“Extremely gratifying,” are the words Dominic Moore chose to describe what Smashfest has become through its seven-year tenure.
In the first year, the charity ping-pong challenge raised $25,000, and now seven years later the event has raised more than $865,000. The increase of support and popularity is something Moore wouldn’t have imagined when he started the event seven years ago.
“In Year 1, we started with kind of a quirky idea and we weren’t sure how it would be received,” Moore said. “Now in Year 7, to see what it’s become, it’s a testament to everyone that’s involved.”
The charity ping-pong challenge, which is held at the Steam Whistle Brewery in Toronto, is supported by the NHLPA and raises money annually for research surrounding concussions and rare cancers. With the support of current and former NHLers, Moore has been able to make the event a growing success.

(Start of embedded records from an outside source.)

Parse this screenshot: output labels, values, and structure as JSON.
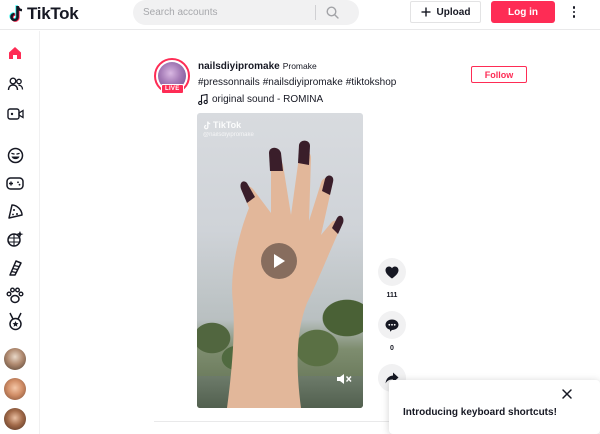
{
  "header": {
    "logo_text": "TikTok",
    "search_placeholder": "Search accounts",
    "upload_label": "Upload",
    "login_label": "Log in"
  },
  "sidebar": {
    "items": [
      {
        "icon": "home-icon",
        "active": true
      },
      {
        "icon": "following-icon"
      },
      {
        "icon": "live-icon"
      },
      {
        "icon": "comedy-icon"
      },
      {
        "icon": "gaming-icon"
      },
      {
        "icon": "food-icon"
      },
      {
        "icon": "dance-icon"
      },
      {
        "icon": "beauty-icon"
      },
      {
        "icon": "animals-icon"
      },
      {
        "icon": "sports-icon"
      }
    ]
  },
  "post": {
    "live_badge": "LIVE",
    "username": "nailsdiyipromake",
    "nickname": "Promake",
    "hashtags": [
      "#pressonnails",
      "#nailsdiyipromake",
      "#tiktokshop"
    ],
    "sound": "original sound - ROMINA",
    "follow_label": "Follow",
    "video_watermark": "TikTok",
    "video_watermark_handle": "@nailsdiyipromake",
    "likes": "111",
    "comments": "0"
  },
  "toast": {
    "text": "Introducing keyboard shortcuts!"
  },
  "colors": {
    "brand": "#fe2c55",
    "text": "#161823"
  }
}
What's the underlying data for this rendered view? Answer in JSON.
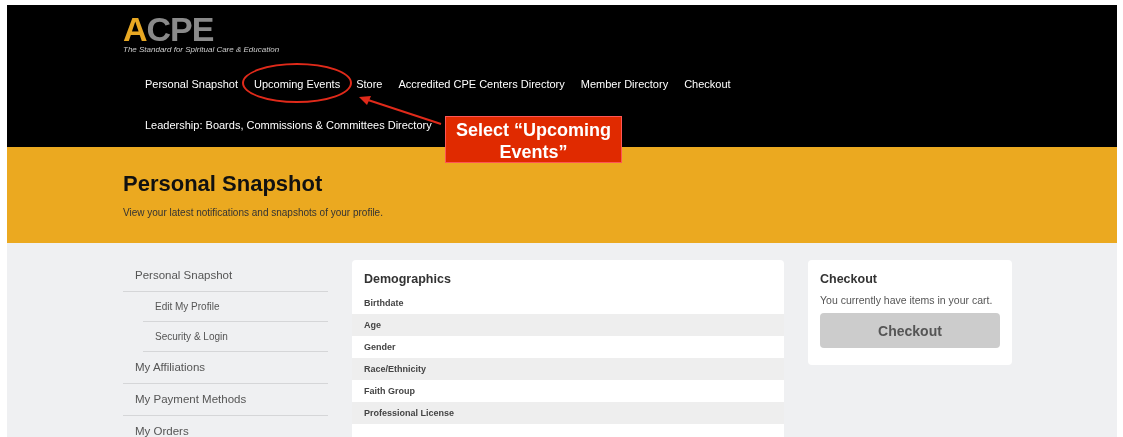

Some of the NHLers at the event this year included William Nylander, Jeff Skinner, Chris Tierney and now four-time consecutive champ Patrick Eaves, who beat Skinner in the final. But it was the presence of former NHLer Doug Gilmour which made this year that much more special for Moore.
“He’s one of my favorite players, obviously,” Moore said. “I idolized him growing up.”
This year, Smashfest announced that they supported a new partnership with Dr. Arthur Brown at the Robarts Research Institute at the University of Western Ontario. The new study being initiated focuses on concussions in regard to a brain protein called tau which maintains the structure and health of brain cells. This brain protein is also known to take an abnormal form and accumulate in parts of the brain, leading to harmful effects on the brain.
The study wants to focus on whether or not restraining tau will result in reduced levels of abnormal tau and lead to better cognitive performance in the long term.
Concussion protocols in the NHL have been a hot topic for years now.
“I think it’s getting better,” Eaves said. “I know we have talks about it and I’d say when I started in the league until now, it has drastically improved.”
On the rare cancer side, last year Smashfest announced its support to the Broad Institute, which intends to create resources to quicken the study and treatment of rare cancers.
“It’s a pilot project,” Moore said. “So what they’re learning has greater application then even what they are discovering themselves because it’s a model for other projects to follow.”
Even though it’s been just seven years, Smashfest is already making a difference in two areas of critical medical research which impacts millions of people every year.
And with a jam-packed event space, there is no shortage of support.
“There’s a ton more people here; it’s getting the coverage it deserves,” Eaves said. “It’s a great event to be a part of and for great causes.”
- article by Ryan Orlecki